▶ Dataset records:
________

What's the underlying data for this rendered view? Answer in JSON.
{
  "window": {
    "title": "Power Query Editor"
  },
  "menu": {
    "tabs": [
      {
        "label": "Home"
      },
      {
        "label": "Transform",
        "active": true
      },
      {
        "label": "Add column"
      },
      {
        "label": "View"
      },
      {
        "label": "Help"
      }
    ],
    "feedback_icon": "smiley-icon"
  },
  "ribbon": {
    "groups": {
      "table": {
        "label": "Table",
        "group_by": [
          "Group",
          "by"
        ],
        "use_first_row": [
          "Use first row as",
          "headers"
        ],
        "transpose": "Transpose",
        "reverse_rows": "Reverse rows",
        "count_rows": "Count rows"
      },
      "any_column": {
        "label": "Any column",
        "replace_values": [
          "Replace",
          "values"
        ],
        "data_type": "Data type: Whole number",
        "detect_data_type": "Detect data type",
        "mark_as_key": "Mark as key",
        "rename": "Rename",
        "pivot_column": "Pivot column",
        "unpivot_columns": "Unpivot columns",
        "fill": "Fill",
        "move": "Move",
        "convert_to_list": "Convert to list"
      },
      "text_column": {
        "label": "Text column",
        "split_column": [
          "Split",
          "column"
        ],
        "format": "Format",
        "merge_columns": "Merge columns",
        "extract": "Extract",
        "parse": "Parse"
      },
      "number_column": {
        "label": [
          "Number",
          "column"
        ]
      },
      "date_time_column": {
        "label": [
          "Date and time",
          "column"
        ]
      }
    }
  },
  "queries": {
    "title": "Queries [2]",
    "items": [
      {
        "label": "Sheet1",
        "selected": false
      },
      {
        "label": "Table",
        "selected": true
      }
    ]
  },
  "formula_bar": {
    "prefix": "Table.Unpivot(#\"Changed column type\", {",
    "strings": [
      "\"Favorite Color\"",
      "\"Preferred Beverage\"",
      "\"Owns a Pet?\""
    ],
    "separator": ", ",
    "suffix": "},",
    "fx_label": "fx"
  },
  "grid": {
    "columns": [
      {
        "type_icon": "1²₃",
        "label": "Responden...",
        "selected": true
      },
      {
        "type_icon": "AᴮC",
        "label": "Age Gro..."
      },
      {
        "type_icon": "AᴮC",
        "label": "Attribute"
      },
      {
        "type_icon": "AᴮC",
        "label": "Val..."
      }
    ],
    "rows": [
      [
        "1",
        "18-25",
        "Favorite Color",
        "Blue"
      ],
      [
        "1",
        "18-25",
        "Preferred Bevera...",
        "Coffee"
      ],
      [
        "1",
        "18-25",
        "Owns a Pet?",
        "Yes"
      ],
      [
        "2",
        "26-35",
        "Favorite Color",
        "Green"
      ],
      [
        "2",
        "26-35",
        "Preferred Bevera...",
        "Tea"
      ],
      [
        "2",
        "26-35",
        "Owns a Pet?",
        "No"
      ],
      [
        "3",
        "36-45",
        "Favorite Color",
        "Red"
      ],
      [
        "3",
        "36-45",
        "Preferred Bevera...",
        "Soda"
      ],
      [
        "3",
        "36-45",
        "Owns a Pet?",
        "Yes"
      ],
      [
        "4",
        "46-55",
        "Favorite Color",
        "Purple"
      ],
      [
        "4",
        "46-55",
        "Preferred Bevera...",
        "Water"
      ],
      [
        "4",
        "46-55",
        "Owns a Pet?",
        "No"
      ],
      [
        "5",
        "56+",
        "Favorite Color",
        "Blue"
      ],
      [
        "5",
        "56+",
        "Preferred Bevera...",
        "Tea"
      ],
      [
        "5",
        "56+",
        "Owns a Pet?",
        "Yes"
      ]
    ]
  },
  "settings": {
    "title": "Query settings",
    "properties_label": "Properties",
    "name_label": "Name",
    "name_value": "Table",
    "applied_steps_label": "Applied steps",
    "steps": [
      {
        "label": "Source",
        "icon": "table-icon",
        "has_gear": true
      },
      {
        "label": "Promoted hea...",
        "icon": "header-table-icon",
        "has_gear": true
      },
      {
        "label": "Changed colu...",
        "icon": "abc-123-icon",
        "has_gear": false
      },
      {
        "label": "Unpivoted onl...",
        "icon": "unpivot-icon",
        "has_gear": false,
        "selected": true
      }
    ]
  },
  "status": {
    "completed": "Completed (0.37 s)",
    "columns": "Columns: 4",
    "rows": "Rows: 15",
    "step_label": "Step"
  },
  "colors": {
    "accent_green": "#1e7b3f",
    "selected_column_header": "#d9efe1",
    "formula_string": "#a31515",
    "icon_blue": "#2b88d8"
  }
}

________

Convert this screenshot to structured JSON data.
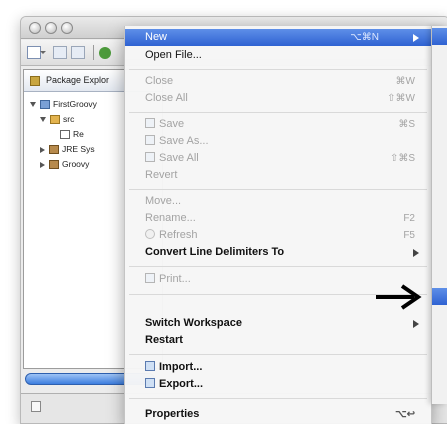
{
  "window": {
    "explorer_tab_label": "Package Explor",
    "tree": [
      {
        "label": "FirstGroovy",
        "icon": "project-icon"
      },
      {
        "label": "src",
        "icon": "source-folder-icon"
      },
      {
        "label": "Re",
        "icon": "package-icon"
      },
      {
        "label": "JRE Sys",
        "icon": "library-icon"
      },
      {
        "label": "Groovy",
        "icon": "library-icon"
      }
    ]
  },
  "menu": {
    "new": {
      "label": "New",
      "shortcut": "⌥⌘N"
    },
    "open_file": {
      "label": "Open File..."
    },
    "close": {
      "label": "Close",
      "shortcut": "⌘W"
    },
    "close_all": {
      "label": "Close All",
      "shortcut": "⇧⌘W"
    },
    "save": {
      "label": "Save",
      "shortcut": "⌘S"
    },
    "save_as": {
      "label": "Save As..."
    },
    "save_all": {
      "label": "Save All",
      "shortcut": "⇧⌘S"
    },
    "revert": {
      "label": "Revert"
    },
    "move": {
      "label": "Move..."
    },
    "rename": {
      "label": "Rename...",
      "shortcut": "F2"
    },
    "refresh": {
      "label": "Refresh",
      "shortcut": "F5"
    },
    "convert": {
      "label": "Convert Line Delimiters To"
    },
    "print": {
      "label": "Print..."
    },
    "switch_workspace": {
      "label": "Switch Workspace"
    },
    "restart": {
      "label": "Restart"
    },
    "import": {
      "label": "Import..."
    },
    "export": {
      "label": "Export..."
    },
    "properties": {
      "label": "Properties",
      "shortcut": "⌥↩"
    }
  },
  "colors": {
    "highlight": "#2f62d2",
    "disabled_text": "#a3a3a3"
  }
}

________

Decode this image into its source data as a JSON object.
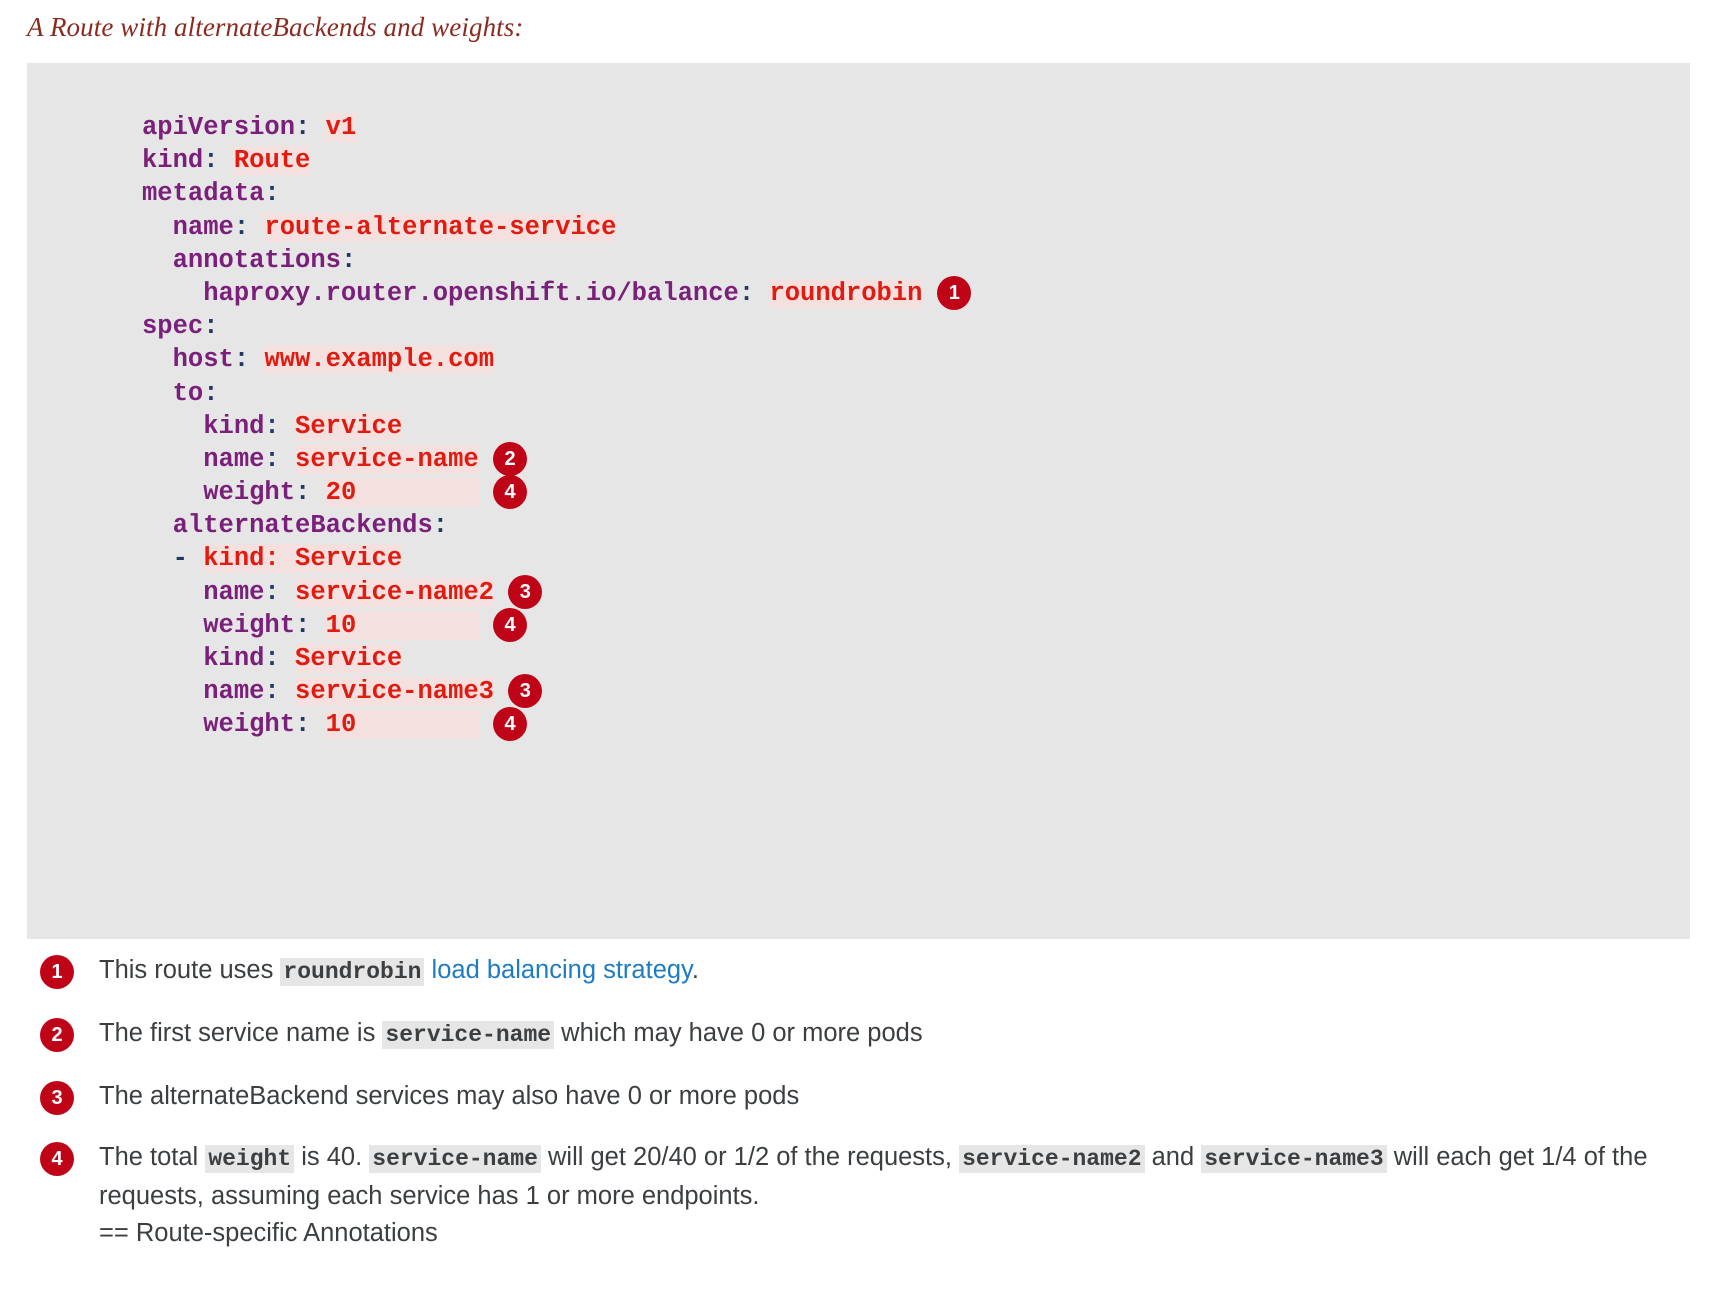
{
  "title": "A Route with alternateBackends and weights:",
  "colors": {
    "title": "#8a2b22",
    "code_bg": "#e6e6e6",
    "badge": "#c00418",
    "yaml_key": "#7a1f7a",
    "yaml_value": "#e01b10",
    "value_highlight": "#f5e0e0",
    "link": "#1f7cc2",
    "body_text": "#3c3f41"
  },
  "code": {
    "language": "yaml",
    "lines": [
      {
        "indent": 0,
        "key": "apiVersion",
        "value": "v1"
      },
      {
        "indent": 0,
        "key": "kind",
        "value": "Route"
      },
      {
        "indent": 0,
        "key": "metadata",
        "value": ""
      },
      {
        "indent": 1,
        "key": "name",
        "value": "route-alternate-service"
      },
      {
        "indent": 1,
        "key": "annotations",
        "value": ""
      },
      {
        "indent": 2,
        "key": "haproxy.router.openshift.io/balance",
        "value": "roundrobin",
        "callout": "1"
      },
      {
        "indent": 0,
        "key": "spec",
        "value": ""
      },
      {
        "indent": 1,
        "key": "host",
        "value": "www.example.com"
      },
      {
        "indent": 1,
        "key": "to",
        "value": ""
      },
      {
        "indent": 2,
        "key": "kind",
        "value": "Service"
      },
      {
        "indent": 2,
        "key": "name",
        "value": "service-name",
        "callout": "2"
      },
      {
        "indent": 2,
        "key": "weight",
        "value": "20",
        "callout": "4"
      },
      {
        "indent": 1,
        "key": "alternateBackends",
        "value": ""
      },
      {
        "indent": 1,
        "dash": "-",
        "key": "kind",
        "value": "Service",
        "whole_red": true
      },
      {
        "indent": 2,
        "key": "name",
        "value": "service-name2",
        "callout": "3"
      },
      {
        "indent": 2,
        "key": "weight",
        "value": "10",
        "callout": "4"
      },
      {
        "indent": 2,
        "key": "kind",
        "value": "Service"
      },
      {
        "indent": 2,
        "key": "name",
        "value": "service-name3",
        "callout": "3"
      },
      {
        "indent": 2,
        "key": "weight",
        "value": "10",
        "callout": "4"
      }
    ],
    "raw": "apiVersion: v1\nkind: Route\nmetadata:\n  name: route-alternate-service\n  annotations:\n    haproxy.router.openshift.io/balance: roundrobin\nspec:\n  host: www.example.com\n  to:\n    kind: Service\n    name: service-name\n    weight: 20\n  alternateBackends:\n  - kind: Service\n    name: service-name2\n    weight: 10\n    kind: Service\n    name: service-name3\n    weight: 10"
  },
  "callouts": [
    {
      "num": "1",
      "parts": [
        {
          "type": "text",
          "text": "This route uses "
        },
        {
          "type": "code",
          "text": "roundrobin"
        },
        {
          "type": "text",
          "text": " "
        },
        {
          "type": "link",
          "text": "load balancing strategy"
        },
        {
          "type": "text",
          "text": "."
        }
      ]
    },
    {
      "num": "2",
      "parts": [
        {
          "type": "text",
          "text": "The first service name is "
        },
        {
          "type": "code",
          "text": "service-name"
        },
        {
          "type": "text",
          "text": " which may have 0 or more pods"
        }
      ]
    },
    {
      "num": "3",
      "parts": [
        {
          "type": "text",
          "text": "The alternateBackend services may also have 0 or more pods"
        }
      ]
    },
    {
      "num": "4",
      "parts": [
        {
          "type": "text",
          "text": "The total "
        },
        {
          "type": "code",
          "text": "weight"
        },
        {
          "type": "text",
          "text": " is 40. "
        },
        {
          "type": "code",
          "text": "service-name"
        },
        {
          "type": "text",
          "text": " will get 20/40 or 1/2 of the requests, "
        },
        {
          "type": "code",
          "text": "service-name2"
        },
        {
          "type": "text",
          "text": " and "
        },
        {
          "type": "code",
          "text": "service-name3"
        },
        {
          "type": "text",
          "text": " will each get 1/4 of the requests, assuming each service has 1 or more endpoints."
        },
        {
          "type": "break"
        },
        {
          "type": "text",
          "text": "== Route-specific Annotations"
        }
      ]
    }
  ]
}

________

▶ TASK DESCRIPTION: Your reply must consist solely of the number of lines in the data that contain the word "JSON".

▶ SOLUTION TO THIS EXERCISE: 3